**The problem:** Going through the data below, copy out each line where the word "criteria" shows up.

**Data records for software interfaces:**
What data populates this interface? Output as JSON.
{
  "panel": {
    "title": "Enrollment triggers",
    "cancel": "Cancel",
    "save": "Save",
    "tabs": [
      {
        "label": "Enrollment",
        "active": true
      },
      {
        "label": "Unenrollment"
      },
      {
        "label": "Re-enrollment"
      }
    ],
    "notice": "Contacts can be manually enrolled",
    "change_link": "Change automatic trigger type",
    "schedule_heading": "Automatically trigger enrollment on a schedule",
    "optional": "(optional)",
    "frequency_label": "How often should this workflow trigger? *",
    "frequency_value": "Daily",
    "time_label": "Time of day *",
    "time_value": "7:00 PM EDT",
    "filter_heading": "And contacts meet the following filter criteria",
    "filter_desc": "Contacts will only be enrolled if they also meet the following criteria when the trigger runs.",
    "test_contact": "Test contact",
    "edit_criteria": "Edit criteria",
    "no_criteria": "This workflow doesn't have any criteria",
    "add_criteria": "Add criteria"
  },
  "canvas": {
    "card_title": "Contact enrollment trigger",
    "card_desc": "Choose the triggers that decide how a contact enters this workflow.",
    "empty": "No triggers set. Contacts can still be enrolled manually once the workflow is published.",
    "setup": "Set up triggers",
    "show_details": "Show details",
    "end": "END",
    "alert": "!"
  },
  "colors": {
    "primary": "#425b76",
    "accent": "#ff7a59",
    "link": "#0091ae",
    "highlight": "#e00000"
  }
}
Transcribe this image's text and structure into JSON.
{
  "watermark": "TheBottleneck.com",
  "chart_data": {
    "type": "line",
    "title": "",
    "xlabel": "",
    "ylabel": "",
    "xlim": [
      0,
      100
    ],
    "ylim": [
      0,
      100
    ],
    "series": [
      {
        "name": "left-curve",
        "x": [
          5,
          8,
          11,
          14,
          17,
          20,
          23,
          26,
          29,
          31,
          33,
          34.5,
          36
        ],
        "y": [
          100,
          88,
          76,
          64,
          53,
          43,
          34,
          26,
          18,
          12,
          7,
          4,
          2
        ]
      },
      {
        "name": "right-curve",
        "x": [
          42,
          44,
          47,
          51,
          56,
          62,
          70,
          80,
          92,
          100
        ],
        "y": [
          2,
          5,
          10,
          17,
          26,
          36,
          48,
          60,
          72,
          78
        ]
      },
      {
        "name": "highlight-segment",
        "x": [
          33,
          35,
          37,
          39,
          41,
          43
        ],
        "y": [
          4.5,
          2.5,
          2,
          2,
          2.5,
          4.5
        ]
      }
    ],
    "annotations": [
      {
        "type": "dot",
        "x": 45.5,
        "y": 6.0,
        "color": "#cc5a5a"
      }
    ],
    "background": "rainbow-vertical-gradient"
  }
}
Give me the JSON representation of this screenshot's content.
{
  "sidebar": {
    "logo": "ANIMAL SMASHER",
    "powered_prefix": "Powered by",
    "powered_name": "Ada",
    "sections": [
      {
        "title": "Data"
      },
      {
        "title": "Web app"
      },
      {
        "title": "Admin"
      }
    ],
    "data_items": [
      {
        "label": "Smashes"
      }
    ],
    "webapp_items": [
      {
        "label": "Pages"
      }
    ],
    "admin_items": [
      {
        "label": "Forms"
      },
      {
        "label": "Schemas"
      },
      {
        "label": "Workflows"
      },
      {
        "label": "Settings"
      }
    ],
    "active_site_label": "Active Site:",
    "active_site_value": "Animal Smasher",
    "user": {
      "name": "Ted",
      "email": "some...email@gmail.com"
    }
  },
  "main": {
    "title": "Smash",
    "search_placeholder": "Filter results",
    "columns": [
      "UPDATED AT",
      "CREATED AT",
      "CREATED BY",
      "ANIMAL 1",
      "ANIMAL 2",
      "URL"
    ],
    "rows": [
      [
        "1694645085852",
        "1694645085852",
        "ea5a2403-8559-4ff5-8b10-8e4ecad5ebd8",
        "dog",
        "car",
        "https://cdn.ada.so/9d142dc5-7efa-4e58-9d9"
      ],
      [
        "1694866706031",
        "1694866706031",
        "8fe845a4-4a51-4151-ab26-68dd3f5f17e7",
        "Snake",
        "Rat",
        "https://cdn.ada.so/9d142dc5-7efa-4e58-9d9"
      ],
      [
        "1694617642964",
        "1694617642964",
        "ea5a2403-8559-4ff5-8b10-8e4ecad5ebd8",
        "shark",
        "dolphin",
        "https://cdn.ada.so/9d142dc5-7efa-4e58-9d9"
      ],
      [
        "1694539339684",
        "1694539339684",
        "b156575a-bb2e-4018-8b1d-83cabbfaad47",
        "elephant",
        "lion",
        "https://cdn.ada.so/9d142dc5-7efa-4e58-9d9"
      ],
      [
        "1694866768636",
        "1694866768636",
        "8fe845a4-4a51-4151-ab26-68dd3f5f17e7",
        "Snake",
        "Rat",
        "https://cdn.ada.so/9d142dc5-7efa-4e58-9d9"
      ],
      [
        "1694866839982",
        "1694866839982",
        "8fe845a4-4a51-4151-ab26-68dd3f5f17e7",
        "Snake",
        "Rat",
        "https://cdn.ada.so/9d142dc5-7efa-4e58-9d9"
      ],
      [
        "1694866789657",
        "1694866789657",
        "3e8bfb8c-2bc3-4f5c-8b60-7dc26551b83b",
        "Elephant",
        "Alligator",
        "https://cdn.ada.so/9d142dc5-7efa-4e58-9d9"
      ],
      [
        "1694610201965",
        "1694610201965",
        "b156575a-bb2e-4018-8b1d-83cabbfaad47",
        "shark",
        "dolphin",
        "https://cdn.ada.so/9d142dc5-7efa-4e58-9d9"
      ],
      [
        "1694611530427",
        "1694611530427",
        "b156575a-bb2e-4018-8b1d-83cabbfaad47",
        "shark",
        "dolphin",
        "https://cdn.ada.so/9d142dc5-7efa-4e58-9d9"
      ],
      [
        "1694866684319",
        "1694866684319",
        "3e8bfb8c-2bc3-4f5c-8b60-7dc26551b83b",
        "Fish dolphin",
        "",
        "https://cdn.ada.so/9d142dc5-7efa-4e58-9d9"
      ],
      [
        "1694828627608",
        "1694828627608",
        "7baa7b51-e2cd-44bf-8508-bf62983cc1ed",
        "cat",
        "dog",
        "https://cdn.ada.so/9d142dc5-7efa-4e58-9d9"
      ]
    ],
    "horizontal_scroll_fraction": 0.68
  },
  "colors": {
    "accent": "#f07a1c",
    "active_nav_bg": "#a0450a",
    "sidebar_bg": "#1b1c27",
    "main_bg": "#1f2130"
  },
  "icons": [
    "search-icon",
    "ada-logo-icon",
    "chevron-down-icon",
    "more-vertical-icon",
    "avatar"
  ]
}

**Result of this task:**
    "filter_heading": "And contacts meet the following filter criteria",
    "filter_desc": "Contacts will only be enrolled if they also meet the following criteria when the trigger runs.",
    "edit_criteria": "Edit criteria",
    "no_criteria": "This workflow doesn't have any criteria",
    "add_criteria": "Add criteria"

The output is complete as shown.